**Task requirements**
Please copy every record exactly as it is written.

**Information provided**

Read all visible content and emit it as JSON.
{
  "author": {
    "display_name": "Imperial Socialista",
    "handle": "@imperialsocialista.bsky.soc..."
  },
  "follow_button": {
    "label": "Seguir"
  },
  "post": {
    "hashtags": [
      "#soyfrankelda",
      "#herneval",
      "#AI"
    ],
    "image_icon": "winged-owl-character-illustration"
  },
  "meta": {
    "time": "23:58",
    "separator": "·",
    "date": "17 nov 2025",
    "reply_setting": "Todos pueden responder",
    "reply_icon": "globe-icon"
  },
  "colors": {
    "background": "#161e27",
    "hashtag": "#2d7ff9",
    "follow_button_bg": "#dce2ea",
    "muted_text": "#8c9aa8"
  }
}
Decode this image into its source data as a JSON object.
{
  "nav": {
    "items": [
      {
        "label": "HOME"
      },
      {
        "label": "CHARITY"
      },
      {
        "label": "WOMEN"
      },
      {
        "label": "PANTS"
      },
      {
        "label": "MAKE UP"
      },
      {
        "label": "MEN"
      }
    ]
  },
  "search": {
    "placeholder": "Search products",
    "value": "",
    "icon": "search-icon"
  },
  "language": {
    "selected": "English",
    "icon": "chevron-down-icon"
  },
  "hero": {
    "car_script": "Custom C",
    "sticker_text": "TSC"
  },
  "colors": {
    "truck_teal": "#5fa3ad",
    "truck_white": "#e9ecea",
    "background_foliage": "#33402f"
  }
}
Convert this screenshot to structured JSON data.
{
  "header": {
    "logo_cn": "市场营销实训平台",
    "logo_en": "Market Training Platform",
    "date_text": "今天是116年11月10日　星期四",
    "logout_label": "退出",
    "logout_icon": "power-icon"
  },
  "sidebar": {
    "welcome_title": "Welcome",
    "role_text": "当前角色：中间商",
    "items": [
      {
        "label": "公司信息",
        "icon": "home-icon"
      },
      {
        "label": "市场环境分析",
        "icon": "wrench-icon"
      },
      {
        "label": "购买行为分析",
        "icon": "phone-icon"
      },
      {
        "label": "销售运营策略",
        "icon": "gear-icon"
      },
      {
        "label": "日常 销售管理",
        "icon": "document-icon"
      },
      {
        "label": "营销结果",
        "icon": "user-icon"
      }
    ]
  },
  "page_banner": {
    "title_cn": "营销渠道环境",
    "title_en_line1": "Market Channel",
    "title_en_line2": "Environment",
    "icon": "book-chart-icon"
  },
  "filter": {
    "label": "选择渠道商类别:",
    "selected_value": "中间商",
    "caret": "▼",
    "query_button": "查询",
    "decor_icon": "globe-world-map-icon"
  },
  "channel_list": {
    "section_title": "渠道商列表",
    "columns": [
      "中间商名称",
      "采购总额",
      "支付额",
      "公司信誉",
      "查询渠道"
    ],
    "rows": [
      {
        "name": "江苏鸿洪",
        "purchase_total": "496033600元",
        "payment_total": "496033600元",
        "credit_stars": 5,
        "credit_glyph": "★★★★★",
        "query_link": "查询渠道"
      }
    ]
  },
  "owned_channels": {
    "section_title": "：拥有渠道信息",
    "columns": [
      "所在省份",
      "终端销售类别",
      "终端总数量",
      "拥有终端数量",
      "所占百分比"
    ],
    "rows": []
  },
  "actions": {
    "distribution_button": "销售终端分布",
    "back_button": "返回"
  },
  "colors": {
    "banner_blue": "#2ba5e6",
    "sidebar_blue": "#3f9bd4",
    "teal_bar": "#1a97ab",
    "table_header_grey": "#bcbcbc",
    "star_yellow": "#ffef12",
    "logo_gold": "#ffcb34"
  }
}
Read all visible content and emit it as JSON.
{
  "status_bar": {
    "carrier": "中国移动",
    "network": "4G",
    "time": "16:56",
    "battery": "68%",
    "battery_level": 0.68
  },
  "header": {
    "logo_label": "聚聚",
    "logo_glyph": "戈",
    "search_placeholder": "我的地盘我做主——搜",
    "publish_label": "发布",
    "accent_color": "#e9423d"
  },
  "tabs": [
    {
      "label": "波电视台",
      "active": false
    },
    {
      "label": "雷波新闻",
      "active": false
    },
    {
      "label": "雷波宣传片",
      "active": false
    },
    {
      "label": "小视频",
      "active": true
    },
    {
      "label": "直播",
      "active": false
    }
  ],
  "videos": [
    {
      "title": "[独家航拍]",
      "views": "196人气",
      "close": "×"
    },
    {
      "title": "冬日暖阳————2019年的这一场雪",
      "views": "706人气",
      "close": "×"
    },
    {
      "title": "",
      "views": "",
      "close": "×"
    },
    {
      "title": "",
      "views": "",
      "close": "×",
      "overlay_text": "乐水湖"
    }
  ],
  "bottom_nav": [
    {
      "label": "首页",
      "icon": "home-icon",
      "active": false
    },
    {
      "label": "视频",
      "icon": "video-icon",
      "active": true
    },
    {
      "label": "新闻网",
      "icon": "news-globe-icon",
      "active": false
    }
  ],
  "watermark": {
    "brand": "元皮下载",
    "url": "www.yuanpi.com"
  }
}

**Result for this exercise**
Read all visible content and emit it as JSON.
{
  "author": {
    "display_name": "Imperial Socialista",
    "handle": "@imperialsocialista.bsky.soc..."
  },
  "follow_button": {
    "label": "Seguir"
  },
  "post": {
    "hashtags": [
      "#soyfrankelda",
      "#herneval",
      "#AI"
    ],
    "image_icon": "winged-owl-character-illustration"
  },
  "meta": {
    "time": "23:58",
    "separator": "·",
    "date": "17 nov 2025",
    "reply_setting": "Todos pueden responder",
    "reply_icon": "globe-icon"
  },
  "colors": {
    "background": "#161e27",
    "hashtag": "#2d7ff9",
    "follow_button_bg": "#dce2ea",
    "muted_text": "#8c9aa8"
  }
}
Decode this image into its source data as a JSON object.
{
  "nav": {
    "items": [
      {
        "label": "HOME"
      },
      {
        "label": "CHARITY"
      },
      {
        "label": "WOMEN"
      },
      {
        "label": "PANTS"
      },
      {
        "label": "MAKE UP"
      },
      {
        "label": "MEN"
      }
    ]
  },
  "search": {
    "placeholder": "Search products",
    "value": "",
    "icon": "search-icon"
  },
  "language": {
    "selected": "English",
    "icon": "chevron-down-icon"
  },
  "hero": {
    "car_script": "Custom C",
    "sticker_text": "TSC"
  },
  "colors": {
    "truck_teal": "#5fa3ad",
    "truck_white": "#e9ecea",
    "background_foliage": "#33402f"
  }
}
Convert this screenshot to structured JSON data.
{
  "header": {
    "logo_cn": "市场营销实训平台",
    "logo_en": "Market Training Platform",
    "date_text": "今天是116年11月10日　星期四",
    "logout_label": "退出",
    "logout_icon": "power-icon"
  },
  "sidebar": {
    "welcome_title": "Welcome",
    "role_text": "当前角色：中间商",
    "items": [
      {
        "label": "公司信息",
        "icon": "home-icon"
      },
      {
        "label": "市场环境分析",
        "icon": "wrench-icon"
      },
      {
        "label": "购买行为分析",
        "icon": "phone-icon"
      },
      {
        "label": "销售运营策略",
        "icon": "gear-icon"
      },
      {
        "label": "日常 销售管理",
        "icon": "document-icon"
      },
      {
        "label": "营销结果",
        "icon": "user-icon"
      }
    ]
  },
  "page_banner": {
    "title_cn": "营销渠道环境",
    "title_en_line1": "Market Channel",
    "title_en_line2": "Environment",
    "icon": "book-chart-icon"
  },
  "filter": {
    "label": "选择渠道商类别:",
    "selected_value": "中间商",
    "caret": "▼",
    "query_button": "查询",
    "decor_icon": "globe-world-map-icon"
  },
  "channel_list": {
    "section_title": "渠道商列表",
    "columns": [
      "中间商名称",
      "采购总额",
      "支付额",
      "公司信誉",
      "查询渠道"
    ],
    "rows": [
      {
        "name": "江苏鸿洪",
        "purchase_total": "496033600元",
        "payment_total": "496033600元",
        "credit_stars": 5,
        "credit_glyph": "★★★★★",
        "query_link": "查询渠道"
      }
    ]
  },
  "owned_channels": {
    "section_title": "：拥有渠道信息",
    "columns": [
      "所在省份",
      "终端销售类别",
      "终端总数量",
      "拥有终端数量",
      "所占百分比"
    ],
    "rows": []
  },
  "actions": {
    "distribution_button": "销售终端分布",
    "back_button": "返回"
  },
  "colors": {
    "banner_blue": "#2ba5e6",
    "sidebar_blue": "#3f9bd4",
    "teal_bar": "#1a97ab",
    "table_header_grey": "#bcbcbc",
    "star_yellow": "#ffef12",
    "logo_gold": "#ffcb34"
  }
}
Read all visible content and emit it as JSON.
{
  "status_bar": {
    "carrier": "中国移动",
    "network": "4G",
    "time": "16:56",
    "battery": "68%",
    "battery_level": 0.68
  },
  "header": {
    "logo_label": "聚聚",
    "logo_glyph": "戈",
    "search_placeholder": "我的地盘我做主——搜",
    "publish_label": "发布",
    "accent_color": "#e9423d"
  },
  "tabs": [
    {
      "label": "波电视台",
      "active": false
    },
    {
      "label": "雷波新闻",
      "active": false
    },
    {
      "label": "雷波宣传片",
      "active": false
    },
    {
      "label": "小视频",
      "active": true
    },
    {
      "label": "直播",
      "active": false
    }
  ],
  "videos": [
    {
      "title": "[独家航拍]",
      "views": "196人气",
      "close": "×"
    },
    {
      "title": "冬日暖阳————2019年的这一场雪",
      "views": "706人气",
      "close": "×"
    },
    {
      "title": "",
      "views": "",
      "close": "×"
    },
    {
      "title": "",
      "views": "",
      "close": "×",
      "overlay_text": "乐水湖"
    }
  ],
  "bottom_nav": [
    {
      "label": "首页",
      "icon": "home-icon",
      "active": false
    },
    {
      "label": "视频",
      "icon": "video-icon",
      "active": true
    },
    {
      "label": "新闻网",
      "icon": "news-globe-icon",
      "active": false
    }
  ],
  "watermark": {
    "brand": "元皮下载",
    "url": "www.yuanpi.com"
  }
}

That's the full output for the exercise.